November 16th - I headed up to Chasewater late afternoon in bad light, as I hadn’t been for ages, and as usual I took the canal route. Nearing the paddock at Newtown that had been home to Big Tasties, who’ve since moved to Stonnall, I heard the oddest twanging noise. Not long after, I spotter her.
This huge, healthy sow seems to be on her own and have the entire space to herself. She had attracted my attention by repeatedly biting on the barbed wire fence at the towpath edge, barbs and all, tugging it out and twanging it like a guitar string. At first, I was very concerned she might hurt herself but that mouth seems very, very tough. She was very tame and allowed me to stroke her head.
November 15th - While capturing Morris, the lights of the former Brownhills Council House - The Parkview Centre - caught my eye. It was an interesting original building - not handsome or beautiful, but a tour-de-force of civic pride in a growing town made prosperous by coal and bricks. The brick legacy is reflected in the light terracotta masonry, and engaging detail around the windows, doors and eaves.
Sadly, up until recently, the hundred year old clock has neither been accurate nor reliable, and is affectionately known as the ‘three-faced liar’ to locals.
Recently, the timepiece has been refurbished following welcome work instigated by the Brownhills Local Committee, with new mechanisms and seems to be holding time well; it was a mere minute fast in this picture.
Unfortunately, the civic pride the building and clock conferred has been utterly destroyed by the hideous, architecturally lazy and cheap extensions added in the last decade to make this landmark suitable as a health centre and library.
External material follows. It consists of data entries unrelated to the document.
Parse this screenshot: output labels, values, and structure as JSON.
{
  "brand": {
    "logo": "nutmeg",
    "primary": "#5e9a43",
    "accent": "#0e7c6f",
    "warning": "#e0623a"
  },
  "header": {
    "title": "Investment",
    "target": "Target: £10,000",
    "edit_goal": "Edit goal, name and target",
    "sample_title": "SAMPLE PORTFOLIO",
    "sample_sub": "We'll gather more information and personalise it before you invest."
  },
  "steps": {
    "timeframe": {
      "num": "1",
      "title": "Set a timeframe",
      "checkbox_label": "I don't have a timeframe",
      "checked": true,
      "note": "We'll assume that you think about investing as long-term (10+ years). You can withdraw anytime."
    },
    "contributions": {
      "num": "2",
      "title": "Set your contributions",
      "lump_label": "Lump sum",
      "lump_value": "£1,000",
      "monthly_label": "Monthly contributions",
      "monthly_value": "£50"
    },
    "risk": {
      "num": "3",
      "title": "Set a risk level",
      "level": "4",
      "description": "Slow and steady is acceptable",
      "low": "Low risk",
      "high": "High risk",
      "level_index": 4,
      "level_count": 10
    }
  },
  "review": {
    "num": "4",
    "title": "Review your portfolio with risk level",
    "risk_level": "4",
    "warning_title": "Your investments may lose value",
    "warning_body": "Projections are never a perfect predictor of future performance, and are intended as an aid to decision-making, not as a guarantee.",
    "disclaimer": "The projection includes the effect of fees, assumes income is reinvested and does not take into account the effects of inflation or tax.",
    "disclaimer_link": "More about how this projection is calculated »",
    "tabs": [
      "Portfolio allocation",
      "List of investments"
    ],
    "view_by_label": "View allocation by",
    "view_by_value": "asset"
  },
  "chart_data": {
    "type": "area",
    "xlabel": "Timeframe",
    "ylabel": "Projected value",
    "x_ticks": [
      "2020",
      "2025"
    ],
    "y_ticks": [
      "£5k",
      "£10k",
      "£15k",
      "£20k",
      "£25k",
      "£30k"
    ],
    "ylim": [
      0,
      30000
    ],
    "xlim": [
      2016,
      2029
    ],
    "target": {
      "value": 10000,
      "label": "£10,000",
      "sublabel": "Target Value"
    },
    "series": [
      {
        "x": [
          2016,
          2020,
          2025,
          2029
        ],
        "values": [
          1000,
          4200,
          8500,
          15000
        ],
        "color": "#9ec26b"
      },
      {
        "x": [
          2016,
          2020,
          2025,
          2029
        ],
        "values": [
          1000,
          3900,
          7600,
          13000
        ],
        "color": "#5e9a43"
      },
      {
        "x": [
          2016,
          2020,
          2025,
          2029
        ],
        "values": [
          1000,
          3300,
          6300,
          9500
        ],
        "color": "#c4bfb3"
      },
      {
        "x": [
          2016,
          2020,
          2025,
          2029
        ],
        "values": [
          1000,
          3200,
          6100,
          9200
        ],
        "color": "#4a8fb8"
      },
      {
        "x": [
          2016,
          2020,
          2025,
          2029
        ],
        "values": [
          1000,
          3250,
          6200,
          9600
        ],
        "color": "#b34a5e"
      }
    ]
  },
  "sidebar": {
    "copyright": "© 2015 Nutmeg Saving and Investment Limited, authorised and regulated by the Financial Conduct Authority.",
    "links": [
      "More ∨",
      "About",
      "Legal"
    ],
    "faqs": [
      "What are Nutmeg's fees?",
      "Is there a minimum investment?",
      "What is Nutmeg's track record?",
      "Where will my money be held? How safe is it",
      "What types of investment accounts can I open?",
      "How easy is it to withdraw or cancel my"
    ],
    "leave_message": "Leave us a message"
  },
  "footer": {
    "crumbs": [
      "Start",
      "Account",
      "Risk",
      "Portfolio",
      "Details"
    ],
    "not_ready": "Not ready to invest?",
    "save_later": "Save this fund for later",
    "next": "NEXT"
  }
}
A more botched, unsuitable conversion would be hard to find.
November 15th - It had been a long day, the energy was low, and I didn’t have much time. I spun up the High Street at teatime and rode the backstreets for a bit. Returning, I looked at something thats so familiar, I rarely pay it much attention: Morris, the Brownhills Miner. Much as I feel uncomfortable with the extravagance in a faltering town, I do love him. John McKenna’s work in drafting all those fragments, then welding them together in a finite-element model like this is stunning, and always has been. So much better than the laser cut by numbers tat in Walsall Wood, this took a really skilled artist a huge amount of time to design, facilitate and build. I just wish the blue lights didn’t make it look so cheap.
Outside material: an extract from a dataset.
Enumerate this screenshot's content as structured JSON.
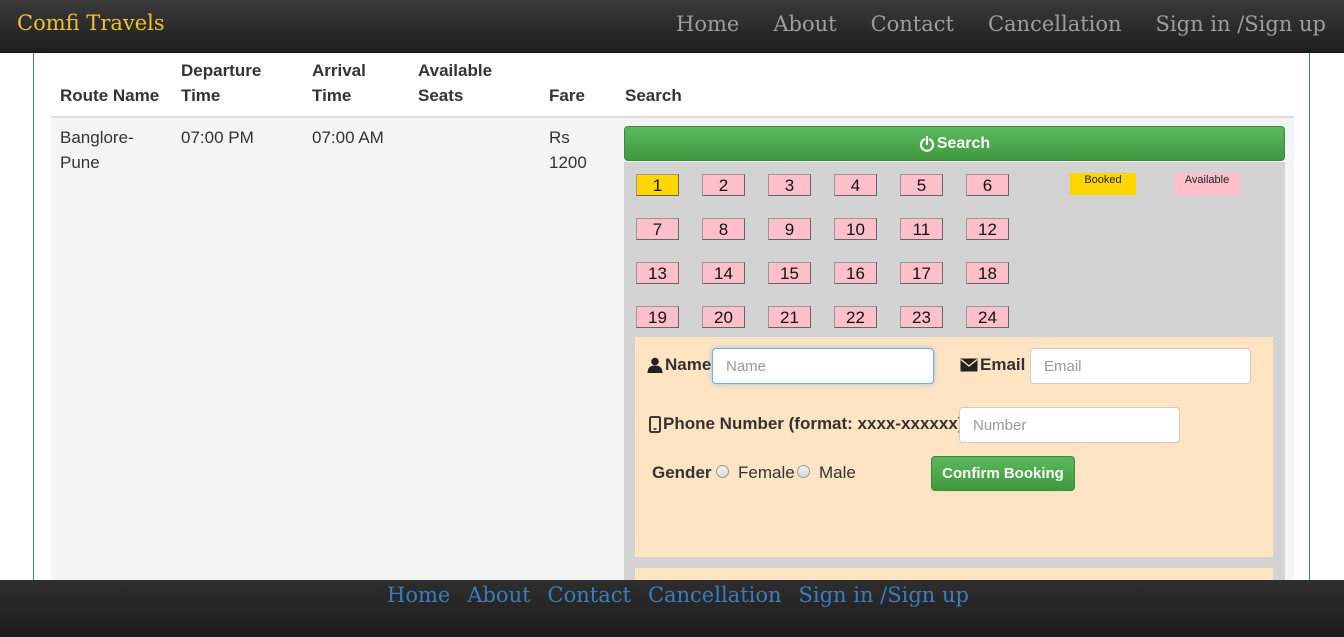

Morris is such an obvious and cliched subject, I’ve only rarely featured him here, but it’s worth it, once in a while, just to share him. The politics and cost aside, it’s a terrific thing.
December 13th - Further along the canal,I played again with night photography. Interesting that the lack of moonlight tonight made for such grainy images, but I like them, all the same. I hated it at first, but I’m quite getting to like the ghost-flats in Brownhills. The colour comes alive at night.
November 13th - Heading home from work late again, I hit the canal for a bit of a mental challenge. It’s been a hard couple of days, and night riding in a darker than usual environment is really good for clearing the head. I wait until I get to a dark spot, then kill the lights for a bit. It’s great fun.
This image is taken without flash, and this is how it looks from the bike.
The front light I’m using at the moment - a Hope Technology Vision R4 - is great, and bright enough to stun a badger. Here, it’s on the lowest of three ‘trail’ settings, and it’s more than adequate for tiding in woodland at night.
As soon as the weather clears, going to try it out on the Chase one evening…
November 1st - On the other hand around by St. Jame’s Church, things were atmospheric in a different way. None of the street lighting in the paths through the church grounds is working, and the area is dark, peaceful and atmospheric. The photography was poor, but I liked the shadows, the sodium light and the otherworldliness. Must come back and do this with a better camera.